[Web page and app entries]

# # # # # # #

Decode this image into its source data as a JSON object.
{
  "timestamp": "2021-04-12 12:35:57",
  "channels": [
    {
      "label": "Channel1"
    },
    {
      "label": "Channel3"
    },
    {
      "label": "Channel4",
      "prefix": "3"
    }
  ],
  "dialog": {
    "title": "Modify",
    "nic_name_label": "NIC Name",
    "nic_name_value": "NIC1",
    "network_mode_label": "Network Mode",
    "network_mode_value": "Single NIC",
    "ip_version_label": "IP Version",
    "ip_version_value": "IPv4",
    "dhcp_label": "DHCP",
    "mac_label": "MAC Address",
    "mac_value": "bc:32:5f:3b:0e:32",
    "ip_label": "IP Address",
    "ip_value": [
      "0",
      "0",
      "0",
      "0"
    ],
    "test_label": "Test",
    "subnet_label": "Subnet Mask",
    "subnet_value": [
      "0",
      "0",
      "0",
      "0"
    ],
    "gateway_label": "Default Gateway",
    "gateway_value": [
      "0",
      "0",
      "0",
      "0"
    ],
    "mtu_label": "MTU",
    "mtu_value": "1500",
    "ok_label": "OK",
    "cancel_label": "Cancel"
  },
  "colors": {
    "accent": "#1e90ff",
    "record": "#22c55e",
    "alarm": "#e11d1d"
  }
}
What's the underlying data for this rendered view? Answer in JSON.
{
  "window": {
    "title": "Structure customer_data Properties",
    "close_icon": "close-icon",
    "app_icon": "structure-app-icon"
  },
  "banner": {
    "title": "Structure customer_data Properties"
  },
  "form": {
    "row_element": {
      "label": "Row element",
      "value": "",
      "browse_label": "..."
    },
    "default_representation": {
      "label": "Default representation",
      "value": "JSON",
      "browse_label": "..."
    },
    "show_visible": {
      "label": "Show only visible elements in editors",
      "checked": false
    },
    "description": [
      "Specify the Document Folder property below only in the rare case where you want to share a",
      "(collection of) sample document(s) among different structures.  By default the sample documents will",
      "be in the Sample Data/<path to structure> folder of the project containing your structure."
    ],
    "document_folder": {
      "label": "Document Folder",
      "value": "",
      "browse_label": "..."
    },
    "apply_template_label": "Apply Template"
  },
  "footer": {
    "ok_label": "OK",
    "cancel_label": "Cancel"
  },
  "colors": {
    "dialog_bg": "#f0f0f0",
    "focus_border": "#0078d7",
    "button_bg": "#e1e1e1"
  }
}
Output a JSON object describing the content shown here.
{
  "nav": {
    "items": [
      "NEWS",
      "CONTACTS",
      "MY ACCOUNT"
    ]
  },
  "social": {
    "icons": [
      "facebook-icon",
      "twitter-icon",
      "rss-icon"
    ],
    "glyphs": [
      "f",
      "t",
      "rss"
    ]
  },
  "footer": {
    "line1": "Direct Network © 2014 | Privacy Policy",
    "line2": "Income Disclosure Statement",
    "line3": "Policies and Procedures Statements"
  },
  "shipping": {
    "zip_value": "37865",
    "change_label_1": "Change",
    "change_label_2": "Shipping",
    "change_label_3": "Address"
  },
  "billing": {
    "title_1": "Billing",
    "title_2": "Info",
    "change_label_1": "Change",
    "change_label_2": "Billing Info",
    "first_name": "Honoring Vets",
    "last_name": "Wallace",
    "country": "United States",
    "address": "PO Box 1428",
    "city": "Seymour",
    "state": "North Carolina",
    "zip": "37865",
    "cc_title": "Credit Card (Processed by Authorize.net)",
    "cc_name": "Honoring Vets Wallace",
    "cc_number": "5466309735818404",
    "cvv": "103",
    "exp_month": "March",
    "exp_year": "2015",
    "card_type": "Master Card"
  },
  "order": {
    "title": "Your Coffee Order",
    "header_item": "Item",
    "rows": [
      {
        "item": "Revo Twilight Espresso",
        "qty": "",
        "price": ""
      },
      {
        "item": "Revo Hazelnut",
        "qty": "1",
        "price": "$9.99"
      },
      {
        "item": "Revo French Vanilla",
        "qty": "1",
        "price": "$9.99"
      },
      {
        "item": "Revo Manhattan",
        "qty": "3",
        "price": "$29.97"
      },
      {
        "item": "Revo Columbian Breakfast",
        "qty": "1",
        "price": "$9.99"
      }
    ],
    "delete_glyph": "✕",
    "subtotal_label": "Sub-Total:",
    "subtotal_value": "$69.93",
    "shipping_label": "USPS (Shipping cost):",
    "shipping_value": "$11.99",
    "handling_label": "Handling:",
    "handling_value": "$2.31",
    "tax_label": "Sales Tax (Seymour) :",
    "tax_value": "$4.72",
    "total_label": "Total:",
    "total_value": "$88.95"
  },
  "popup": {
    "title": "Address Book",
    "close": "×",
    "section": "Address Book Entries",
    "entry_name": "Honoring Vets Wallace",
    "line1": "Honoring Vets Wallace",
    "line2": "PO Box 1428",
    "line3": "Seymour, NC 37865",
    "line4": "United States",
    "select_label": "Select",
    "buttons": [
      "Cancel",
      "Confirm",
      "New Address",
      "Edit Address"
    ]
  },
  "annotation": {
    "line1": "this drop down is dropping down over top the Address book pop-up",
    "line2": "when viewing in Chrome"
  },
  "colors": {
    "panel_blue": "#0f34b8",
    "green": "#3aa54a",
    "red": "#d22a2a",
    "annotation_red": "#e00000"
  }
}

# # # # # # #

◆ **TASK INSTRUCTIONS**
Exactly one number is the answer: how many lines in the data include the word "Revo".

◆ **REPLY TO THE TASK**
5